We wrote before about the Association for Aid and Relief, Japan (AAR Japan), an international NGO born in Japan.
This year AAR Japan released a poster design callout between August and October.
The organization asked the public to “Save with Art” and send poster proposals that could help spread messages of COVID-19 prevention in countries such as Uganda, Bangladesh, and Turkey. The aim was to help by sharing correct prevention information among the many thousands of people in particularly dire living conditions, such refugee camps.
In an email interview with JAPAN Forward on December 9, the chairperson of AAR Japan, Fusako Yanase, explained the reasoning behind the project:
“For many years, helping refugees has been digging wells as a measure against infectious diseases, health and hygiene activities, and as a supply of clean water. We thought we needed to take some action against the corona disasterーas a way to do something useful that would pull people together. That is how the idea of the posters came about.”

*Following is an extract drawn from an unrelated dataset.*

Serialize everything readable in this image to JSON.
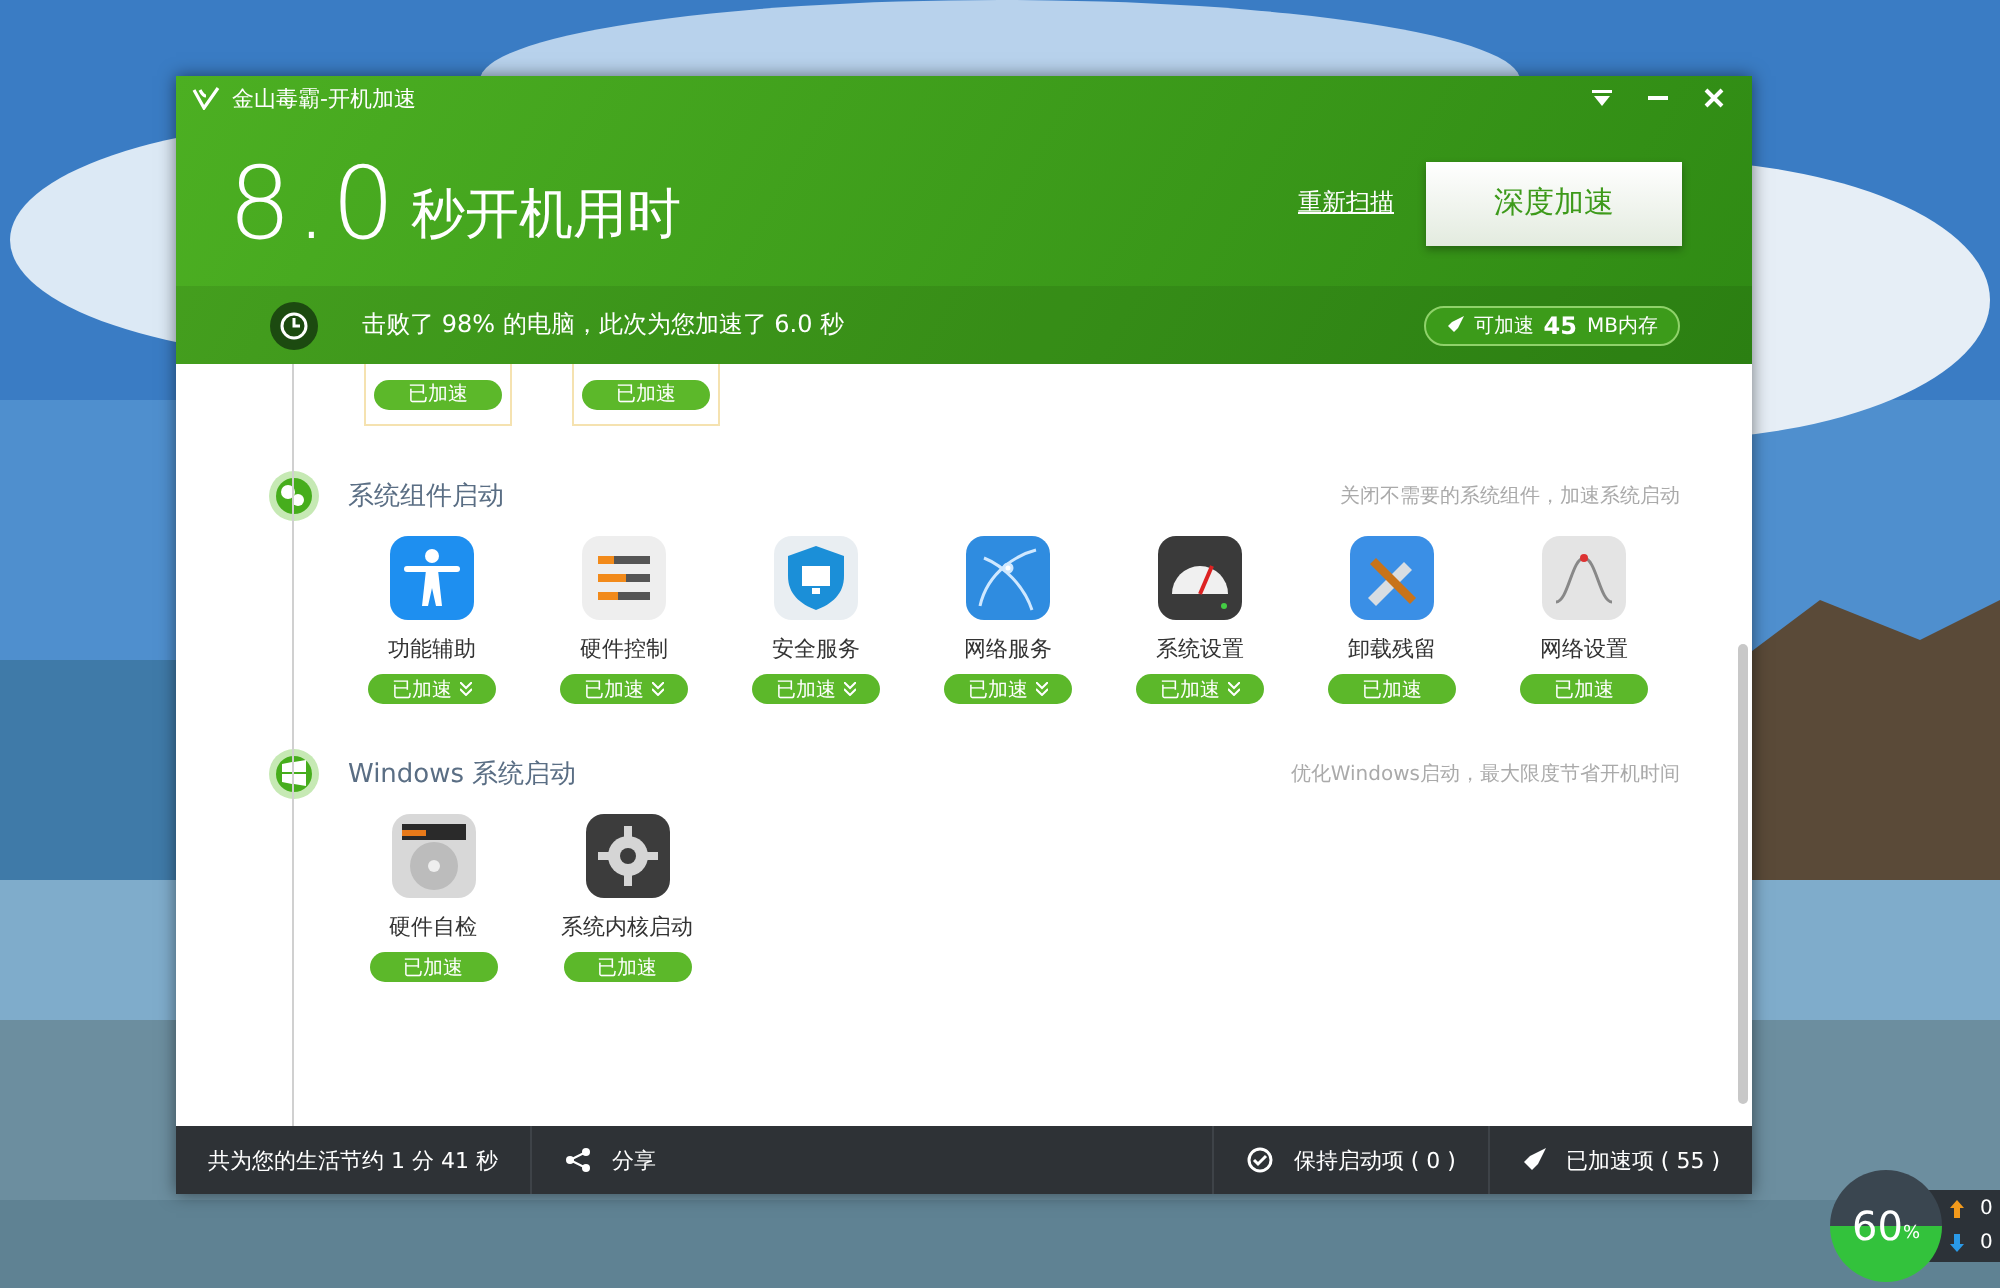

Since then, the campaign has become a huge success, gathering more than 156 submissions from Japan and five other countries.
The submissions include basic messages such as “wash your hands” and “wear a mask”. But those are often intertwined with a creative, warm and empathetic stroke.
The pieces seek to communicate across differences of language, culture and age, using a variety of mediums including collages of patterns, graphics, drawing and painting-like textures.
Some examples of the variety of content include drawings of cute animals wearing a mask, or colorful depictions of bacteria and viruses running away from hands being washed with soap.
Following a strict selection process, a panel of seven respected judges narrowed down the posters. The judges are:
- Yasuo Kobayashi, Professor Emeritus in Contemporary Philosophy at Tokyo University;
- Yasuo Onuki, former NHK Europe Director;
- Keiko Ueda, Takarazuka Review Director;
- Shomei Yoh, picture book author, painter and poet;
- Kashiwa Sato, graphic designer;
- Vu Dang Khoi, Doctor, former Vietnamese refugee; and, of course,
- Fusako Yanase, Chairperson of the Association for Aid and Relief Japan.
The seven judges finally chose a poster designed by Erika Bando as the winning entry. The poster shows children wearing masks standing staggered over two rows, half in the front and half in the back, so as to demonstrate social distance. Cleverly showing the children physically distanced, it also shows their shadows forming one united row in the background. The slogan reads, “Take a distance, Unite our hearts.”
“The idea that while being distanced, the shadows are linked, is a wonderful and surprising idea. The composition is also valid. It sends a message to all children wearing masks that they will overcome this period”, said the spokesperson of the AAR Japan in an email interview with JAPAN Forward on December 8.
The winning poster, together with nine honorable mention posters, and ten posters recognized for their collaboration, can be viewed on the AAR Japan website.
To further celebrate the creative efforts of everyone who sent in their submissions, AAR Japan is also organizing an exhibition at Gallery TEN, Eight Floor of the Shinbashi Mae Building 1 in Shinbashi, Minato Ward. Visitors can see up close how the creativity of so many has sought to deliver a message of hope, despite the continuous spread of COVID-19 around the world. There is no entry fee.
Ms. Yanase also took the time to thank those who participated in the competition, saying “I would like to thank the many people who have sent us posters. I hope that this project can be an impetus for people to become interested in international cooperation and the refugee problem.”
The exhibition runs from December 1 to December 26.
AAR Japan was started in 1979 for the purpose of aiding Indochinese (Vietnamese) refugees. With the unwavering aim to “help one another in times of trouble,” AAR Japan has worked tirelessly since 1979 to support refugees in camps around the world, as well as populations facing difficult situations due to war or conflict, natural disaster, or poverty.
It is not affiliated with any political organization, ideology, or religion. In 1998, the United Nations recognized the association as an NGO for its relief work.
For more information on how to help AAR Japan, visit the website here.
Where: Gallery TEN, Eight Floor, Shinbashi Mae Building 1, Shinbashi 2-20-15, Minato Ward, Tokyo.
Contact: Email: firstname.lastname@example.org; Phone 0335722231
Opening Hours: 10 A.M. to 6 P.M Monday to Friday, Saturday and Holidays Noon to 6 P.M. (Sundays are a holiday)
Author: Arielle Busetto